__SOURCE MATERIAL__:
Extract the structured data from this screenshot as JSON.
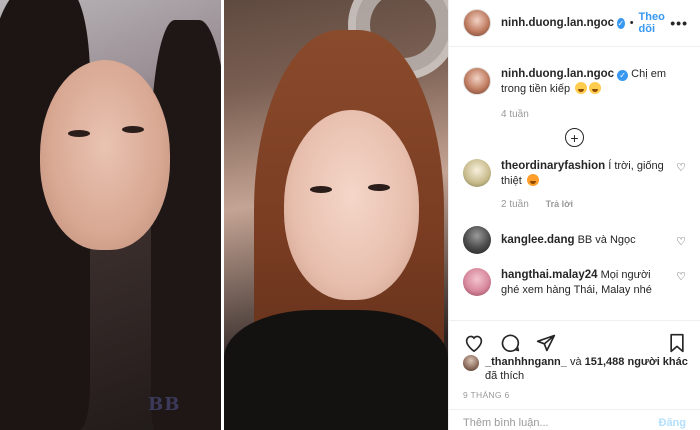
{
  "header": {
    "username": "ninh.duong.lan.ngoc",
    "separator": "•",
    "follow_label": "Theo dõi",
    "more_label": "•••"
  },
  "caption": {
    "username": "ninh.duong.lan.ngoc",
    "text": "Chị em trong tiền kiếp",
    "time": "4 tuần"
  },
  "comments": [
    {
      "username": "theordinaryfashion",
      "text": "Í trời, giống thiệt",
      "time": "2 tuần",
      "reply_label": "Trả lời"
    },
    {
      "username": "kanglee.dang",
      "text": "BB và Ngọc"
    },
    {
      "username": "hangthai.malay24",
      "text": "Mọi người ghé xem hàng Thái, Malay nhé"
    }
  ],
  "likes": {
    "liker": "_thanhhngann_",
    "connector": "và",
    "count": "151,488",
    "others_label": "người khác",
    "suffix": "đã thích"
  },
  "date": "9 THÁNG 6",
  "add_comment": {
    "placeholder": "Thêm bình luận...",
    "post_label": "Đăng"
  },
  "photo": {
    "tattoo_text": "BB"
  },
  "colors": {
    "accent": "#3897f0",
    "post_disabled": "#b2dffc",
    "muted": "#999999",
    "text": "#262626"
  }
}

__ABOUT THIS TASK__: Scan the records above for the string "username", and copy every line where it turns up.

__SOLUTION TO THIS PROBLEM__:
    "username": "ninh.duong.lan.ngoc",
    "username": "ninh.duong.lan.ngoc",
      "username": "theordinaryfashion",
      "username": "kanglee.dang",
      "username": "hangthai.malay24",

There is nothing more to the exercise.